- _WHAT YOU NEED TO DO_: Below are some entries. Copy each line that holds the string "right".

- _THE DATA_:
*** Block opens ***

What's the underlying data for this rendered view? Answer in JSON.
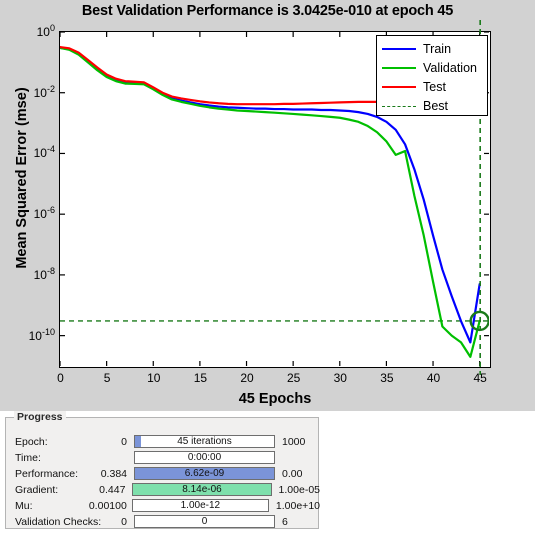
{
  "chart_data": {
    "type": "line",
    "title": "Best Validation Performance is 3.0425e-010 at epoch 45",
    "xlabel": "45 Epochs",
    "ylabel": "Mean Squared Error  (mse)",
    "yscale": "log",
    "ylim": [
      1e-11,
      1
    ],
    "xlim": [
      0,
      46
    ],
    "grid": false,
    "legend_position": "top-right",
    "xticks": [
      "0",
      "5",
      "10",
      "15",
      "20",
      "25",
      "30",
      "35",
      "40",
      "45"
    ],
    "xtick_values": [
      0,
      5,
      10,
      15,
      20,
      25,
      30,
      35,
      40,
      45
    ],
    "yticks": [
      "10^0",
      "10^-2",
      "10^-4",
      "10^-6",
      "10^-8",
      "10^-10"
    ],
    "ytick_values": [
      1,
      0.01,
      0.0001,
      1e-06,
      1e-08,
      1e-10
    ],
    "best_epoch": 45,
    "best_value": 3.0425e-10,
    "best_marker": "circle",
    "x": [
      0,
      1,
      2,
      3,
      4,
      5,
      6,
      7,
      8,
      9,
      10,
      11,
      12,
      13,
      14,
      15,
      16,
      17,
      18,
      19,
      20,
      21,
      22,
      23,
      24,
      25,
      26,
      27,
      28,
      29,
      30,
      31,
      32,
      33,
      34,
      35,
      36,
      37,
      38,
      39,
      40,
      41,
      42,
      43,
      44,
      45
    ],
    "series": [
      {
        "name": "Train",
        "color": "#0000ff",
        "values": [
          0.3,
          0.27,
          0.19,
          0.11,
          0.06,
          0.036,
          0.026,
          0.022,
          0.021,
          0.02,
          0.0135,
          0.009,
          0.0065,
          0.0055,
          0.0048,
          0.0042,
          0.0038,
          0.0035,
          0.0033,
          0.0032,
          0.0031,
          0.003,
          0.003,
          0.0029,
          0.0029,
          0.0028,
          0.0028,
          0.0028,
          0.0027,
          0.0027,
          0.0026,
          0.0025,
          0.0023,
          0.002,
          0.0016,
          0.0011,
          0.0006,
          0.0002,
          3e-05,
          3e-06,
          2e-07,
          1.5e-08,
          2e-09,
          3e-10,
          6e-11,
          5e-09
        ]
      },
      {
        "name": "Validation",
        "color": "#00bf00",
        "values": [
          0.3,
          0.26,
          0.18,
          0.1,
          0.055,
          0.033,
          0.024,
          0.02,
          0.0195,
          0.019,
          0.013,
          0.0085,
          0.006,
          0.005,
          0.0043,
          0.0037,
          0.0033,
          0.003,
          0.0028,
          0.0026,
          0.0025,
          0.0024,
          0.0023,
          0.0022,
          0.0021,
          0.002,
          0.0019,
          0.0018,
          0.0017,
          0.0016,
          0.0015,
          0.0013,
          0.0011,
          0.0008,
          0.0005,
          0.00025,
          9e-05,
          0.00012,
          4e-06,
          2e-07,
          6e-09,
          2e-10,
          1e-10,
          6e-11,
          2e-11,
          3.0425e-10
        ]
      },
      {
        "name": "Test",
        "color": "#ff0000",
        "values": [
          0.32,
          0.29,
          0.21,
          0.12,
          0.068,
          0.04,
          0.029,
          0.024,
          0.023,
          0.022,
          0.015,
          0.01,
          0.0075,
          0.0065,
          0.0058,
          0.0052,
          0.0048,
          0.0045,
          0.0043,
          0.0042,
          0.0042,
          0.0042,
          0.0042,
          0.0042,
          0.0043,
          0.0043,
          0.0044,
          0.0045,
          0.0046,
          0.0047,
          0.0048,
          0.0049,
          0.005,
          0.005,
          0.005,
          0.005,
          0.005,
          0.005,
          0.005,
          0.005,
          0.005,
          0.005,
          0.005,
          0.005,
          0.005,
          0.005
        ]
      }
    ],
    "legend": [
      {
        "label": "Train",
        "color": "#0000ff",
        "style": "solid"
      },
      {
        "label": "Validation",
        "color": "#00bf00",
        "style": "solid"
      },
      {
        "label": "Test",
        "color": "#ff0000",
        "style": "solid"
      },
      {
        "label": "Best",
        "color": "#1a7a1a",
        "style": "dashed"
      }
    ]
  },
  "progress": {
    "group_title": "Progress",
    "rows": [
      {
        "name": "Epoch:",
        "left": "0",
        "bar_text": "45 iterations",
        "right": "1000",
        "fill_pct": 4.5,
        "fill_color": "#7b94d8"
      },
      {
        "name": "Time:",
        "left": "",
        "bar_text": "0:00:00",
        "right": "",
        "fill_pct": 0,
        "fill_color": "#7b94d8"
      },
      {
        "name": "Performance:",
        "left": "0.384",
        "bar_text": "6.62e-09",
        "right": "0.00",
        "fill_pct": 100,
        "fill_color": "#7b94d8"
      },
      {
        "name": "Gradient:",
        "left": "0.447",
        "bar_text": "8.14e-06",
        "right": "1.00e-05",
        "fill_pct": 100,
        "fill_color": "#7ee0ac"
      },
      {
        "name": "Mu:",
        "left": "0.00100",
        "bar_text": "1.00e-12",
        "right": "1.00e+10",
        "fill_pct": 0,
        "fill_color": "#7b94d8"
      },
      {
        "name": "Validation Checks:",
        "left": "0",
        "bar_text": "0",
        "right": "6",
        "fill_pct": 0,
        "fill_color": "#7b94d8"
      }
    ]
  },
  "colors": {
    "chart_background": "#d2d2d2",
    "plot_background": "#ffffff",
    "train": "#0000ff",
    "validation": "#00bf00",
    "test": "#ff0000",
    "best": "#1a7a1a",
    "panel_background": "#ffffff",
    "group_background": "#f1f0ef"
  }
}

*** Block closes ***

- _YOUR RESPONSE_:
    "legend_position": "top-right",
        "right": "1000",
        "right": "",
        "right": "0.00",
        "right": "1.00e-05",
        "right": "1.00e+10",
        "right": "6",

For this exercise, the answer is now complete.